Press "Enter" to skip to content

Celgene – a sweet or sour pill?

It’s no big secret that investment in biotech stocks can offer great returns for investors, and at the same time do some serious damage also. Some of these companies not only tackle serious issues like cancer but also prove to be life-savers in an investor’s portfolio.

Despite the high risks involved in this sector, Celgene (CELG) has been one stable company. Despite the rough journey it had last year due to the failure of one of its key experiment drug, FDA’s refusal of reviewing its multiple sclerosis drug last month, and its disappointing long-term outlook, the company is confident of bouncing back. The company expects profits for this year to be around three times more than what they were in 2014.

Let’s find out what is in stock for Celgene in the future.

Pros

The growth story continues to be strong at Celgene. The company’s key product Revlimid has been one of the main growth factors. In the recent fourth quarter, Celgene’s Revlimid generated revenues of $2.19 billion, a 21% growth on a year-over-year basis. Revlimid’s revenue in the US came in at $1.47 billion, up 24% and revenues from the international market rose 15% to $715 million.

Celgene expects its partnerships and acquisitions to pay off in the near future

Even the introduction of new drugs failed to perform well when compared to Revlimid. In fact, they needed to be combined with Celgene’s blockbuster drugs Pomalyst – that is used to treat multiple myeloma – or Revlimid. Though other rivals are hoping to soon introduce their version of generic drugs, Celgene will still rule as it has over 30 patents that are sufficient to fend off rivals.

What’s interesting is that Celgene has a strong pipeline. Celgene’s failure of its late-stage drug for treating Crohn’s disease has definitely disappointed investors. But that experimental drug was just one of the multiple candidates that the company has in its pipeline. These drug candidates in the pipeline could be a huge blockbuster for the company.

Also, Celgene expects its partnerships and acquisitions to pay off in the near future. The company signed a deal with BeiGene last year for tumor cancer treatment and granted BeiGene the rights to market its drugs in China for the next ten years.

Celgene’s collaboration with Agios proved to be profitable due to FDA’s approval of leukemia drug Idhifa. This boosted the company to make similar collaborations with several drug makers. A few of the partnerships include bluebird bio (BLUE), Acceleron Pharma (XLRN) and Jounce Therapeutics (JNCE). Not to forget Juno Therapeutics (JUNO) deal that will boost Celgene’s cancer pipeline.

Celgene displays a potential to strike more deals in the future. All this makes Celgene a strong stock to own.

Celgene stock price movement

Cons

Revlimid, which is the top contributor to the company’s revenue, surprisingly turns out to be the biggest problem for the company. This is because Revlimid may face generic competition in the year 2022 and the company might find it challenging to find a suitable replacement.

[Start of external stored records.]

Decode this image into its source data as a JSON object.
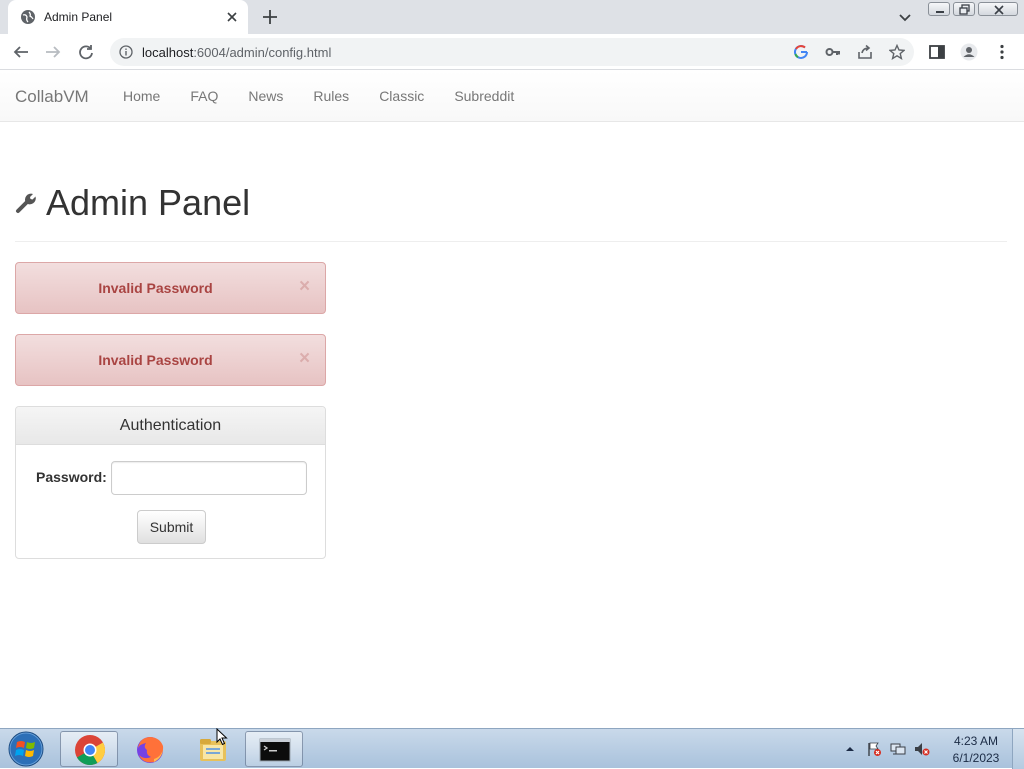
{
  "browser": {
    "tab_title": "Admin Panel",
    "url_host": "localhost",
    "url_rest": ":6004/admin/config.html",
    "icons": [
      "globe-icon",
      "close-icon",
      "plus-icon",
      "chevron-down-icon",
      "back-icon",
      "forward-icon",
      "reload-icon",
      "info-icon",
      "google-icon",
      "key-icon",
      "share-icon",
      "star-icon",
      "side-panel-icon",
      "profile-icon",
      "menu-dots-icon"
    ]
  },
  "navbar": {
    "brand": "CollabVM",
    "links": [
      "Home",
      "FAQ",
      "News",
      "Rules",
      "Classic",
      "Subreddit"
    ]
  },
  "header": {
    "title": "Admin Panel"
  },
  "alerts": [
    {
      "text": "Invalid Password",
      "close": "×"
    },
    {
      "text": "Invalid Password",
      "close": "×"
    }
  ],
  "auth_panel": {
    "title": "Authentication",
    "password_label": "Password:",
    "password_value": "",
    "submit_label": "Submit"
  },
  "taskbar": {
    "clock_time": "4:23 AM",
    "clock_date": "6/1/2023"
  },
  "colors": {
    "alert_text": "#a94442",
    "alert_bg": "#f2dede",
    "navbar_text": "#777777",
    "taskbar_bg": "#b8cde3"
  }
}
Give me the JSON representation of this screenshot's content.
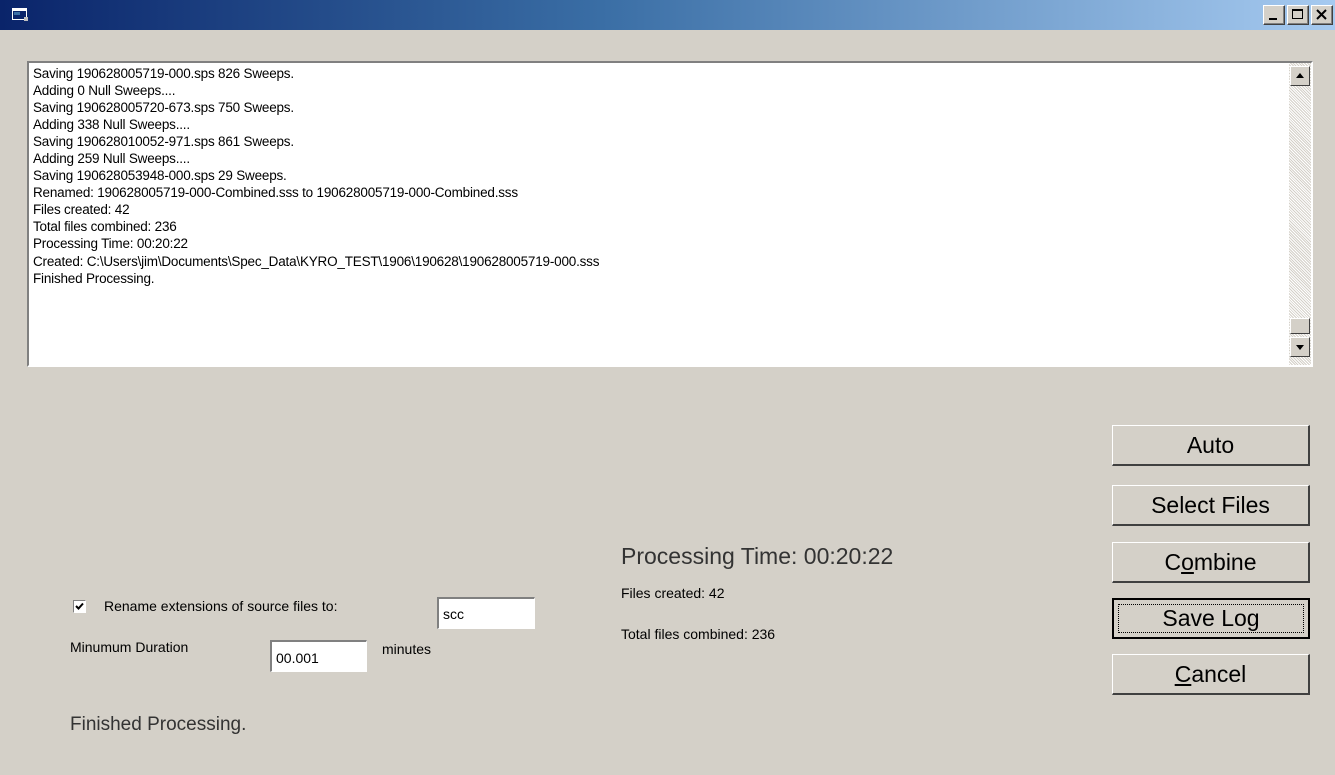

Plus, investors lost their confidence in the company after its big pipeline setback – a failure of Crohn’s disease drug. This failure was a big blow for the company last year as it was reported that the company lost over $10 billion in market cap overnight. Last month, FDA refused to review the application for multiple sclerosis drug Ozanimod. To offset these losses, the company is making huge investments in R&D, with mixed outcomes.

Also, President Trump has been repeatedly mentioning about the high pricing of drugs from the time he started campaigning. He had assured that bringing down the drug prices in the U.S. is one of his top priorities. This threat adds woes to the already suffering major U.S. pharma companies, including Celgene.

Celgene’s shares closed at $89.91 (52-week low $86.55) yesterday. The company has many growth drivers under its wing. Even with the remaining risks, some analysts predict that the worst is over for the once biotech darling.

Comments are closed.

%d bloggers like this: